By Guy Winch
Every couple argues but what distinguishes happy and unhappy couples is how they argue. There is one relationship skill that when used correctly, has a practically magical ability to calm things down, reduce tension and anger, and even increase closeness—emotional validation.
Validating someone’s emotions involves taking their perspective and conveying you ‘get’ why they’re upset from their point of view—something that at first glance might seem risky and even foolish. Indeed, when someone is angry or upset with you, telling them they have every right to feel the way they do might seem like the last thing you should do. First, because you might still think you’re right and you don’t want to convey you’re not. And second, because you probably fear that telling an angry or upset person they are entitled to feel as they do will only make them angrier or more upset.
However, both those concerns are unfounded. Conveying you understand why someone is upset does not mean you’re admitting you’re wrong, as you can and should also express your own perspective on things. And most importantly, when you convey you understand how your partner feels and do so with sympathy and understanding, something magical happen—rather than make them angrier and fuel their fire, your message of emotional validation will actually douse their flame and make them calmer.
Why does this paradoxical result happen?
Getting our feelings validated is something we all seek and crave, often far more than we realize. When we are upset, angry, frustrated, disappointed or hurt, the thing we want most is for the other person to ‘get it’, to understand how and why we feel the way we do—to validate our feelings and to convey their understanding with a generous dollop of sympathy.
Think back to a time you were angry or upset and someone totally got it and was able to validate exactly how you felt—you probably experienced tremendous relief and an authentic visceral ‘release’, and by doing so you were probably able to let go some of the feelings you had built up.

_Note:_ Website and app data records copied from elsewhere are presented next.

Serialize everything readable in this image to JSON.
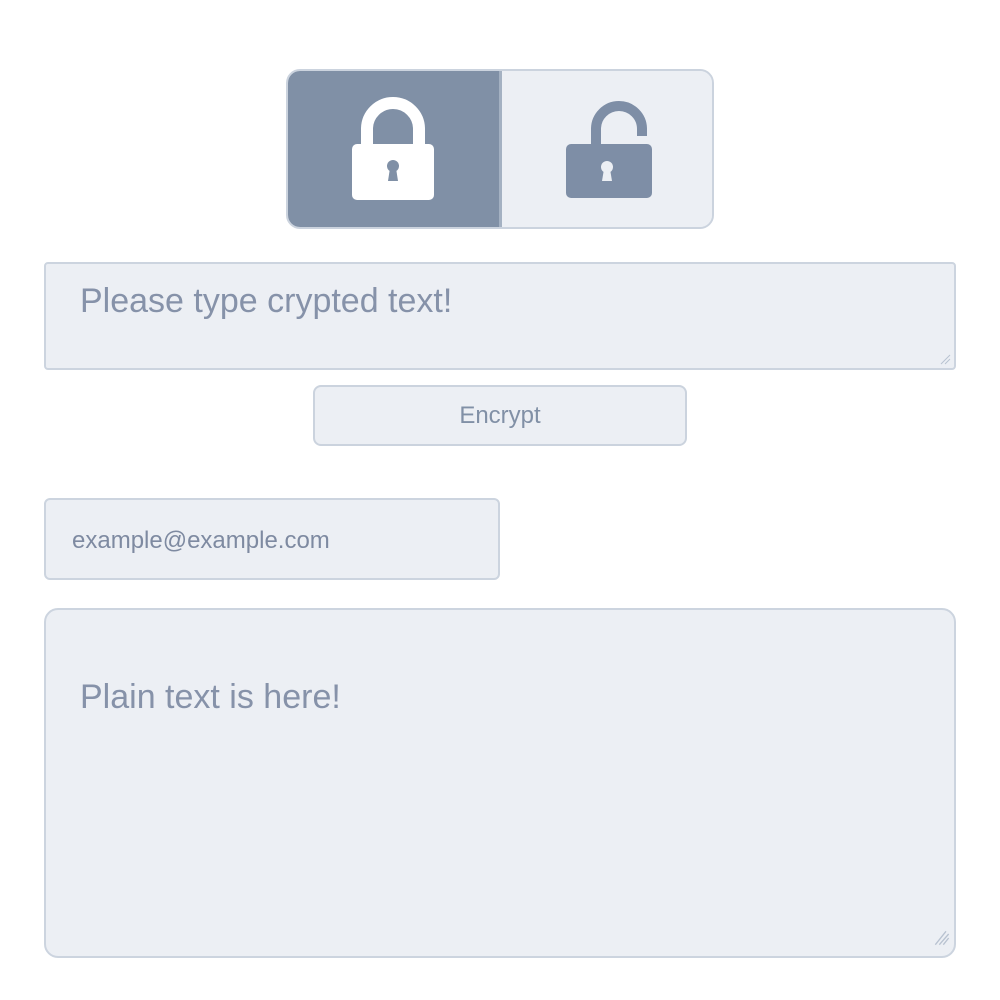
{
  "mode_toggle": {
    "active_mode": "encrypt",
    "modes": [
      {
        "id": "encrypt",
        "icon": "lock-closed-icon",
        "active": true
      },
      {
        "id": "decrypt",
        "icon": "lock-open-icon",
        "active": false
      }
    ]
  },
  "crypted_input": {
    "placeholder": "Please type crypted text!"
  },
  "encrypt_button": {
    "label": "Encrypt"
  },
  "email_input": {
    "placeholder": "example@example.com"
  },
  "plain_output": {
    "placeholder": "Plain text is here!"
  },
  "colors": {
    "active_mode_bg": "#8090a6",
    "field_bg": "#eceff4",
    "border": "#ccd4df",
    "text_muted": "#8692a9"
  }
}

That is how your partner will feel if you are able to convey emotional validation to them, and yes, even in the midst of an argument. Providing emotional validation will not only calm things down but it will allow warmer feelings to return and a more reasonable discussion to ensue. Indeed, when both members of a couple practice emotional validation, they tend to have longer lasting and more satisfying relationships than couples who do not practice this skill.
Emotional validation does not come easily to most people and as such, it does need to be practiced. But it is has such a powerful and positive impact on relationships, it is one investment that is very much worthwhile.
Guy Winch is a psychologist, speaker and author of Emotional First Aid: Practical Strategies for Treating Failure, Rejection, Guilt and Other Everyday Psychological Injuries (Hudson Street Press, 2013). Follow him on Twitter and check out hisblog!